The Freebuds 3 closely resemble the golf tee style made popular by the AirPods, and also have the same open-air design too, meaning it doesn’t seal inside your ear to keep out the noise from the street, aircraft, or loved ones. Despite this obvious handicap, Huawei has integrated active noise cancelation. Don’t expect complete isolation from the world — the Freebuds 3 will provide a 15-decibel reduction in ambient noise, which Huawei said is all that’s needed in most everyday environments.
The earbuds are designed to make great voice calls too. A bone sensor in the main cavity and a specially-adapted microphone in the stalk work together to reduce wind noise for clearer chats, to the point where Huawei said you can still hold a conversation with the Freebuds 3 while cycling at around 12 miles per hour.
For music, audio is generated by a 14mm high sensitivity dynamic driver in each earbud, which is paired to a bass tube for a stronger thump. A low latency time of 190ms makes it good for gaming, which to put into context, beats the AirPods 2’s latency time of 220ms, and the Samsung Galaxy Buds latency time of 564ms.
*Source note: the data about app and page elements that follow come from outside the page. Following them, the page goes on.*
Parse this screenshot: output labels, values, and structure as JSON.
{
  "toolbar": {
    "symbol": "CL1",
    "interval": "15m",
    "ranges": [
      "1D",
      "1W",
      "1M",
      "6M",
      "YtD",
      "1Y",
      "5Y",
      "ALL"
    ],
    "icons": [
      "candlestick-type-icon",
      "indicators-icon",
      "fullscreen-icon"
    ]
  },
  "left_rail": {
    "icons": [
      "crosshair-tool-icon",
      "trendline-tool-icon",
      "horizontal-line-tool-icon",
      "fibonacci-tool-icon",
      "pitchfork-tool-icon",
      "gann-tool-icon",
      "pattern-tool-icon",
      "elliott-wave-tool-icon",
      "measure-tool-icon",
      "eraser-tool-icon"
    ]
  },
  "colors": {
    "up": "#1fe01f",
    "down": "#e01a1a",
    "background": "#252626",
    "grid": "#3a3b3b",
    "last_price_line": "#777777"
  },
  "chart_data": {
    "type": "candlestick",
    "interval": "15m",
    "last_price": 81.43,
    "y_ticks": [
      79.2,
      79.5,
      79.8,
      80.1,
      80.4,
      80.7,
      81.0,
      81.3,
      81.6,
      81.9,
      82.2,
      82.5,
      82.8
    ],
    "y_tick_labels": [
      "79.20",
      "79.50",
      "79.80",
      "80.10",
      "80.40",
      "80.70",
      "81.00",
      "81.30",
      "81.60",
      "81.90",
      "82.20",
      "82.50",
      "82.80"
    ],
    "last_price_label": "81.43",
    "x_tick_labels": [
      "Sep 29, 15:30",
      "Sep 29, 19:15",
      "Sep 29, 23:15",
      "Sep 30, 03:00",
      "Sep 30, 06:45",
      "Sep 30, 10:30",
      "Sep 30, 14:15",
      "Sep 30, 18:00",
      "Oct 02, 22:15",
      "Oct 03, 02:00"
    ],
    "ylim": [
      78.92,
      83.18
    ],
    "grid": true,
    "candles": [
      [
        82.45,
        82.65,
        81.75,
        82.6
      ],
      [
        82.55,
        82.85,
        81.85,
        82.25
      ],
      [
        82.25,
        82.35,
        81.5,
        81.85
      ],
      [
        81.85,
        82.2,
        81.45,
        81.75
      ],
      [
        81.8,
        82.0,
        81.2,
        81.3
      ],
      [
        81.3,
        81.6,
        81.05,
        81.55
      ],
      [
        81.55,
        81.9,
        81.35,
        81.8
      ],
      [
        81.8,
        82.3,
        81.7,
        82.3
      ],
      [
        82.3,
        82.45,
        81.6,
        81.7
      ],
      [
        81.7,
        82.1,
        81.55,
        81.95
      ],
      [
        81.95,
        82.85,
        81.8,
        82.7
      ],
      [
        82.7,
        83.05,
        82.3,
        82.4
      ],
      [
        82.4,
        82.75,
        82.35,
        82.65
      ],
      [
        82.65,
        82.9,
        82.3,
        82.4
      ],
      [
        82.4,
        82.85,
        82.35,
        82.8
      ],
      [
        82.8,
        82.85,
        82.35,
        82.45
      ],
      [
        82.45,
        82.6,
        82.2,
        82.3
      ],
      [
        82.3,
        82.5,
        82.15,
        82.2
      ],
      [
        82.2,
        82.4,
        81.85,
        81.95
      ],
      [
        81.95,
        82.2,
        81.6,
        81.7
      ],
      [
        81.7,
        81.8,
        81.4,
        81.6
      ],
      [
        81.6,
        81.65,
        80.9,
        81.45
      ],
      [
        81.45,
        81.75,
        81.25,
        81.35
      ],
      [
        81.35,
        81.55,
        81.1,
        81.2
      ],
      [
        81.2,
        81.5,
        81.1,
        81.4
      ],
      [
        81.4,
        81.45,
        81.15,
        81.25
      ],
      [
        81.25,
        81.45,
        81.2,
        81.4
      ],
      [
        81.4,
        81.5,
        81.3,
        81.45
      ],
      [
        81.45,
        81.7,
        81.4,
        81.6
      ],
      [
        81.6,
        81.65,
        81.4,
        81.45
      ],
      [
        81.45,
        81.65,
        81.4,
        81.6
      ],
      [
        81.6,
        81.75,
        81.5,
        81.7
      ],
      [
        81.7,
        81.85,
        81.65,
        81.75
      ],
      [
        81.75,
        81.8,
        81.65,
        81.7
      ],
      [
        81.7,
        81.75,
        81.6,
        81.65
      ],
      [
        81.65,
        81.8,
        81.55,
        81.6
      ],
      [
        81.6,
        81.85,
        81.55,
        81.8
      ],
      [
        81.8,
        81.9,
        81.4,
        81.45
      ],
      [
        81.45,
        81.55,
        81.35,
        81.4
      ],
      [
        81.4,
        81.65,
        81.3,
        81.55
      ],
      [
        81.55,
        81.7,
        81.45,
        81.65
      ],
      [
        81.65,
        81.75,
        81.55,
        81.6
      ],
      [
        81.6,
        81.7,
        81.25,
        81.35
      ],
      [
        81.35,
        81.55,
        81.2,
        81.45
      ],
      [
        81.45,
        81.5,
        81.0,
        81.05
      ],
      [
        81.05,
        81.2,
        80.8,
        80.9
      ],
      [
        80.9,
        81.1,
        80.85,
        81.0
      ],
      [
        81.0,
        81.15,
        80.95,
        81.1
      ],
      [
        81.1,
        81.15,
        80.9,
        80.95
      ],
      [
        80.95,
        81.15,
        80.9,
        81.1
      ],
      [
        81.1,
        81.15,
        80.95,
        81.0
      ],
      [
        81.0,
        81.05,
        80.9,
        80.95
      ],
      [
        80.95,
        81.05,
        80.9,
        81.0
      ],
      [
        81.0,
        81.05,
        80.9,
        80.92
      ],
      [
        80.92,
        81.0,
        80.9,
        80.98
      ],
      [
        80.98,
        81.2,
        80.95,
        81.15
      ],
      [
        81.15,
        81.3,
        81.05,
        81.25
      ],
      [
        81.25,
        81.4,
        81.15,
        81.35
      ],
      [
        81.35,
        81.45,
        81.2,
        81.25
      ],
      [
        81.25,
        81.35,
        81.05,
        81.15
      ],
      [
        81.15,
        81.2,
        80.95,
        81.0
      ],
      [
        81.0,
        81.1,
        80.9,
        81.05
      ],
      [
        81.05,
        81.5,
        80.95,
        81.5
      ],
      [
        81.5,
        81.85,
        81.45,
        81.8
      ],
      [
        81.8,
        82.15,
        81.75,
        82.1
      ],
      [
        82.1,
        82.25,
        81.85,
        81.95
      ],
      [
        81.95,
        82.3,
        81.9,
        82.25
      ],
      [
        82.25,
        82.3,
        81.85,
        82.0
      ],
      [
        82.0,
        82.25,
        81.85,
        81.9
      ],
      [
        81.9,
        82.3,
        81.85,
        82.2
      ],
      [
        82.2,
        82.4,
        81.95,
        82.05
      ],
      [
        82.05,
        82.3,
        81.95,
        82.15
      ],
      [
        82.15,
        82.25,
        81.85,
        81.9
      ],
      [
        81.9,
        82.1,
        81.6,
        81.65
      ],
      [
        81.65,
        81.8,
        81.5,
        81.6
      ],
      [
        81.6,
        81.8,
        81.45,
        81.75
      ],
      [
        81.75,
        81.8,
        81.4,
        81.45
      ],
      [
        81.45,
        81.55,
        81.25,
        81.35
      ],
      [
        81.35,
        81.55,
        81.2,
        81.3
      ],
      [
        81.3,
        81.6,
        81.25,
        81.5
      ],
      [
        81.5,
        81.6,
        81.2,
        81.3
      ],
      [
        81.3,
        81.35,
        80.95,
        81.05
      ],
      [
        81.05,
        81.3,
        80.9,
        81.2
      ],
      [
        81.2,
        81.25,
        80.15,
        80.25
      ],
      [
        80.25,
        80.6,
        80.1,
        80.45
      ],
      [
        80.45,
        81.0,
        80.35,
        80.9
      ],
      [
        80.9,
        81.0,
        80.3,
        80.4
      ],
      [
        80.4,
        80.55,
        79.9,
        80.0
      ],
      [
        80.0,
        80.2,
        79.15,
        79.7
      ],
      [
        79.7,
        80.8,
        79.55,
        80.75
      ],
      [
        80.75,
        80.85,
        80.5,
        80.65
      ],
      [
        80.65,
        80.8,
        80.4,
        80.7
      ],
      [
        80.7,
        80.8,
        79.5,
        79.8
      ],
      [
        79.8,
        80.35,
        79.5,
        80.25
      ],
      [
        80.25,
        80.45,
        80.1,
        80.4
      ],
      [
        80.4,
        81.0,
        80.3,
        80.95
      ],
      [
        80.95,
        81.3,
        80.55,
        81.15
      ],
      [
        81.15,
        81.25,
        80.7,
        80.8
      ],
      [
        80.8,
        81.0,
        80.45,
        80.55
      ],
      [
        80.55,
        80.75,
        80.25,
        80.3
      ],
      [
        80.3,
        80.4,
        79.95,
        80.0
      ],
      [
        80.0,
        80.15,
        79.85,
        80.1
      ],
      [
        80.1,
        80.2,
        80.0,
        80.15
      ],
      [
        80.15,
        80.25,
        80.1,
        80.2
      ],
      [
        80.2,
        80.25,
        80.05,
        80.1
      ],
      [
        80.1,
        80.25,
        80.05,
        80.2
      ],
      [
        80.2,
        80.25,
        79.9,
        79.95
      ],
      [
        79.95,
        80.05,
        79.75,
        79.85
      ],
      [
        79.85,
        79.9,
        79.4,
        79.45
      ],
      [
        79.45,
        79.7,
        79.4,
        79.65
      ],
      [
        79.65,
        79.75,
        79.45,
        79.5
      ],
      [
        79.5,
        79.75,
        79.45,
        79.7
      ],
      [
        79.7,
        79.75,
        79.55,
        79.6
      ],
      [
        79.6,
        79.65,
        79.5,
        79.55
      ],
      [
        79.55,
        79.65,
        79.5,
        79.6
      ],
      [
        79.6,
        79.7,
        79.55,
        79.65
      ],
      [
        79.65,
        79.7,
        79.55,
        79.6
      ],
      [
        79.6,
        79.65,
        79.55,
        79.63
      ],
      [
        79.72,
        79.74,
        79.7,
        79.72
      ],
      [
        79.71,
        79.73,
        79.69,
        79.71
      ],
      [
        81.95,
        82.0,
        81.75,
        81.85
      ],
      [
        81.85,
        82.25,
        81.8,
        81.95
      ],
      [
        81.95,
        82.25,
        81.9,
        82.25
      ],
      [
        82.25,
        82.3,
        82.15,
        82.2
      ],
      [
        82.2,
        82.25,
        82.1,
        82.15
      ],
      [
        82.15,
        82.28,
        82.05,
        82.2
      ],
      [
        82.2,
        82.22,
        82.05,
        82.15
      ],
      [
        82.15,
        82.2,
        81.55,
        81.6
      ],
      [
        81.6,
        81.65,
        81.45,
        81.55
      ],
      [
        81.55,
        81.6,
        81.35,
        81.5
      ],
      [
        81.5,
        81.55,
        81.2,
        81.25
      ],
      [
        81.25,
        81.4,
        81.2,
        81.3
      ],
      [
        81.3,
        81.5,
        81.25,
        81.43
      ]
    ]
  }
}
The battery inside will last for four hours before needing a recharge, and an additional 20 hours comes from the case itself. The Freebuds 3 supports wireless charging, and will take power from the P30 Pro’s reverse charging feature, too.
Making all this possible is a brand new wearable chip from Huawei, called the Kirin A1. It’s the first to use both Bluetooth 5.1 and Bluetooth Low Energy 5.1 protocols for solid connections and greater range. The small chip is designed not just for audio products, but also for smart speakers and wearables, which could include a future Huawei Watch GT smartwatch. Interestingly, the power consumption of the Kirin A1 is 50% lower than previous similar chips.
There are some features, such as support for certain high definition file formats, file decoding, and anti-interference systems that will only work with Huawei phones though, due to the Kirin A1 working better with other Huawei chips.
I tried the Freebuds 3 on but sadly couldn’t asses the noise reduction feature. I was also informed the sound profile was also only 75% complete, so listening to any music would not reflect what we’ll hear when the earbuds are finished.
If Huawei has added noise cancelation that takes away the worst of the background noise we put up with, it could have a winner here, because the Freebuds 3 is comfortable to wear. It’s really lightweight and stays secure in the ear.
The release date for the Freebuds 3 has not been announced at the time of writing and neither has the price. We will update this story when we know more.
- Sony WF-1000XM3 review: A whole new genre
- Beats Powerbeats Pro review: Great design, with a flaw
- Klipsch T5 True Wireless review
- Huawei’s Kirin 990 processor has 5G, A.I. overload, and 10 billion transistors
- Apple October 2019 event: 16-inch MacBook Pro, iPad Pro, and more